“Reducing stress and establishing a positive emotional climate in the classroom is arguably the most essential component of teaching,” -Mariale Hardiman, Johns Hopkins University’s School of Education.
As a parent or teacher you want the children to feel safe and secure in your presence and environment. One way we do this is by treating children with kindness, awareness and appreciation for their individual styles and interest. But we also work hard to be sure that all children feel physically and emotionally safe in the environment that we create for them. Interestingly, studies are showing the essential link between children’s brain development and the sense of feeling safe and secure in school and at home. When “children feel secure and calm they can take part in daily activities and approach new situations without being overwhelmed with worries, sadness or anxious fear.” (http://heartmindonline.org/qualities/secure-and-calm)
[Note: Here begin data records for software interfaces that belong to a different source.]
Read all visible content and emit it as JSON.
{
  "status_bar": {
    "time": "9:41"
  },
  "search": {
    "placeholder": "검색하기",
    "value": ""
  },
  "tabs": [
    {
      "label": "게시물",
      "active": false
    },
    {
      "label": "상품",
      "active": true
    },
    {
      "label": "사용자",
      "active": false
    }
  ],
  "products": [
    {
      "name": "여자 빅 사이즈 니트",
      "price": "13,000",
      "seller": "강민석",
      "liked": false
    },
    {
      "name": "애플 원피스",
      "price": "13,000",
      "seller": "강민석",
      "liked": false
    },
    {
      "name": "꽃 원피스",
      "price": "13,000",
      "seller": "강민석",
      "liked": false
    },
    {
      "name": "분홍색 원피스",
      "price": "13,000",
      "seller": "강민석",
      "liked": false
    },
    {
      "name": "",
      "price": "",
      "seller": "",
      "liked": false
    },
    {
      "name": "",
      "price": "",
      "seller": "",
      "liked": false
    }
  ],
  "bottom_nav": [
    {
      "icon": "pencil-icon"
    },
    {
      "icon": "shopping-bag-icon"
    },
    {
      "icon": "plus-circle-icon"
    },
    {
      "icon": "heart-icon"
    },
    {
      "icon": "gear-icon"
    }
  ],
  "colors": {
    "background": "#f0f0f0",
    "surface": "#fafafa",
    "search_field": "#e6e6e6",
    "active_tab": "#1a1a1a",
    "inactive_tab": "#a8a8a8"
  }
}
When children do not feel safe and secure they are distracted from learning. The brain is always on high alert and so basic skill learning “takes a back seat”. The part of the brain called the amygdala mediates emotional response, memory, and regulates what is often called “the fight or flight” mode. When this kicks in it is difficult for children to remember what they are learning or focus on a task. This is why the Kinderpillar program places so much attention on creating a safe and secure environment for children. Our brain based educational program is designed to support healthy social and emotional development through positive interactions and essential safety precautions. Building a safe and secure environment works best when we involve children in creating that sense of safety and security. When we involve children in setting safety rules they are more likely to comply and become a more active community member. Here are some suggestions for both school and home.
Provide a “soft and safe” zone for children. Studies show that children need a safe and secure place they can go when they feel challenged. Soft toys, pillow and a blanket create a snuggle area that children can retreat to when they need a recharge.
Talk to children about being responsible.This might be a big new word for some young children. Discuss what that means and invite children to think of ways they can “be responsible”. For example, you can be responsible by carefully opening and closing the door, putting toys away so that other won’t trip on them, or taking turns without pushing others. When children learn how to be responsible for themselves and others they naturally become aware of safety issues. In the early years children are just learning how to be responsible. It can be a big deal just to be able to watch where they are going and what they are doing! But they learn to be responsible by taking action and applying the skill in many different play activities.
Instead of “telling” children the rules, invite them to participate in creating them together. Children will be more apt to follow the rules and health precautions if they know why they are important AND have created them together with you. Here are a few things to keep in mind.
Take a positive approach!When creating rules together strive for stating what you want children to do…not what they can’t do. This positive approach helps children to hear the expectation not the misbehavior. A great trick is the use of gerunds… words that end in “ing”. For example, if you want children to sit to listen to a story you would say “sitting” or if you want children to walk in a particular area instead of run you would say, “walking”. You will be stating in one word your positive expectation for children.
Take a safety inspection walk together around the classroom, school and playground. For parents, you can take a walk around your home and the neighborhood. Invite children to look for any potential safety problems. Discuss what they see and cooperatively create safety procedures.
Keep the school and home first aid kit current, well stocked and at easy reach.Go over the contents with children and talk about safe usage.
Invite cooperative problem solving, discussion and sharing. One way to get your kids talking about the of safety is to fill a box with some safety props such as a toy stop sign, a telephone, sunscreen and a garbage bag. Bring each object out one at a time for discussion. You might ask: What is this? Why do we need this? What can we do with this object to keep us safe? Introduce one object at a time and use this activity over time to get children talking about safety.
Invite children to problem-solve play problems together. Children need to know how to solve sharing, turn taking and social interaction problems with other children. These situations are bound to happen but it is through these play activities children learn how to express a problem they see and communicate ideas and feelings about it. They learn how to think through the problem and create solutions.
Act out the role of a Safety Helper.By physically acting out a safety helper role or a safety procedure children learn how to use their body and mind in an emergency. Of course the process of talking about safety enables children to deal with fears and emotions related to this important topic. Invite children to share what they know about these community helpers and what they do. Place costumes in the play area for children to experiment with these roles.
No matter what you choose do with children…just remember to focus on the ways that children are actively involved in creating safety for themselves and others. This is essential because you will be empowering them instead of frightening them.